**Exercise**
With the pictures set aside, reproduce each entry precisely as it reads.

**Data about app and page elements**

————————

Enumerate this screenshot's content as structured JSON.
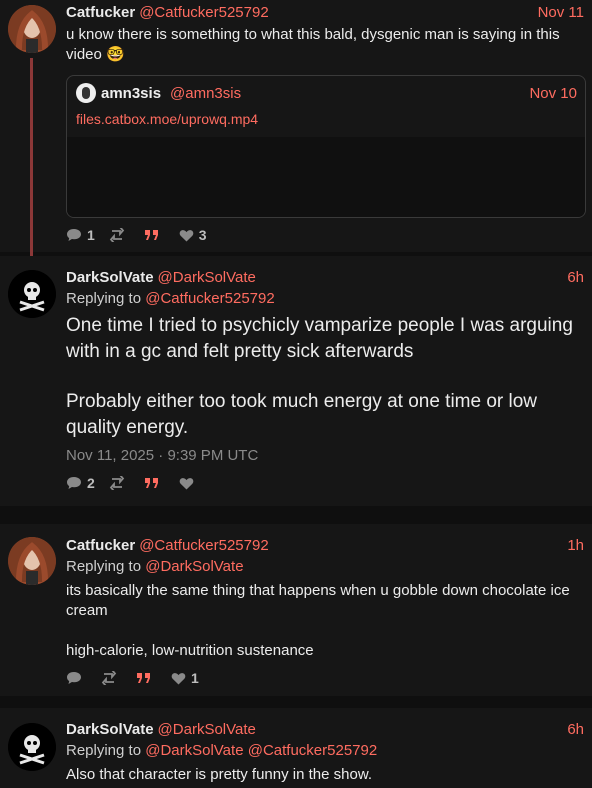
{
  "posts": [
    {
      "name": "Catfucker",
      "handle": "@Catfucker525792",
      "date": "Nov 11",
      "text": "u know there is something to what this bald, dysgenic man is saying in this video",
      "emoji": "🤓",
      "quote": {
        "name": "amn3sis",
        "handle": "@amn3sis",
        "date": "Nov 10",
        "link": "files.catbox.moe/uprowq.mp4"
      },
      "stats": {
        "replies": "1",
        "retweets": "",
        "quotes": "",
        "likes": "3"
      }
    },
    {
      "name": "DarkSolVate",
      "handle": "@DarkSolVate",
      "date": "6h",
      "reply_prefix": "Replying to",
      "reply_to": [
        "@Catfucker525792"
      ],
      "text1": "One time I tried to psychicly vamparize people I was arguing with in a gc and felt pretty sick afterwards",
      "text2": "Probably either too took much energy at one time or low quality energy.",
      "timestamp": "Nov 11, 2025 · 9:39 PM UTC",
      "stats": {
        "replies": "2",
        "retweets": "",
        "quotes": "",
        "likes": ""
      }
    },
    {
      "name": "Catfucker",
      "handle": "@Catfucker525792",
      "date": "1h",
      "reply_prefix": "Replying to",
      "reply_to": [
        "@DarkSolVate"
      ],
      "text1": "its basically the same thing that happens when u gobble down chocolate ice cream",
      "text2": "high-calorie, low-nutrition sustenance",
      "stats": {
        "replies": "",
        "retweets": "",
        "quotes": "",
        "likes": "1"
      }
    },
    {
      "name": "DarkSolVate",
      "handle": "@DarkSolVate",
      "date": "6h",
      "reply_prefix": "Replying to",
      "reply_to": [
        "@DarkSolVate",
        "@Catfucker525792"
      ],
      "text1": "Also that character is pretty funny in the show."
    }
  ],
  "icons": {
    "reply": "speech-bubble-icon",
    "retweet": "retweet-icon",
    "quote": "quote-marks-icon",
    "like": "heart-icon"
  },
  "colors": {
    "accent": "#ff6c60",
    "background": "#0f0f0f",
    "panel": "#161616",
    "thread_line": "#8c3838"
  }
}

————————

**Written answer**
Enumerate this screenshot's content as structured JSON.
{
  "posts": [
    {
      "name": "Catfucker",
      "handle": "@Catfucker525792",
      "date": "Nov 11",
      "text": "u know there is something to what this bald, dysgenic man is saying in this video",
      "emoji": "🤓",
      "quote": {
        "name": "amn3sis",
        "handle": "@amn3sis",
        "date": "Nov 10",
        "link": "files.catbox.moe/uprowq.mp4"
      },
      "stats": {
        "replies": "1",
        "retweets": "",
        "quotes": "",
        "likes": "3"
      }
    },
    {
      "name": "DarkSolVate",
      "handle": "@DarkSolVate",
      "date": "6h",
      "reply_prefix": "Replying to",
      "reply_to": [
        "@Catfucker525792"
      ],
      "text1": "One time I tried to psychicly vamparize people I was arguing with in a gc and felt pretty sick afterwards",
      "text2": "Probably either too took much energy at one time or low quality energy.",
      "timestamp": "Nov 11, 2025 · 9:39 PM UTC",
      "stats": {
        "replies": "2",
        "retweets": "",
        "quotes": "",
        "likes": ""
      }
    },
    {
      "name": "Catfucker",
      "handle": "@Catfucker525792",
      "date": "1h",
      "reply_prefix": "Replying to",
      "reply_to": [
        "@DarkSolVate"
      ],
      "text1": "its basically the same thing that happens when u gobble down chocolate ice cream",
      "text2": "high-calorie, low-nutrition sustenance",
      "stats": {
        "replies": "",
        "retweets": "",
        "quotes": "",
        "likes": "1"
      }
    },
    {
      "name": "DarkSolVate",
      "handle": "@DarkSolVate",
      "date": "6h",
      "reply_prefix": "Replying to",
      "reply_to": [
        "@DarkSolVate",
        "@Catfucker525792"
      ],
      "text1": "Also that character is pretty funny in the show."
    }
  ],
  "icons": {
    "reply": "speech-bubble-icon",
    "retweet": "retweet-icon",
    "quote": "quote-marks-icon",
    "like": "heart-icon"
  },
  "colors": {
    "accent": "#ff6c60",
    "background": "#0f0f0f",
    "panel": "#161616",
    "thread_line": "#8c3838"
  }
}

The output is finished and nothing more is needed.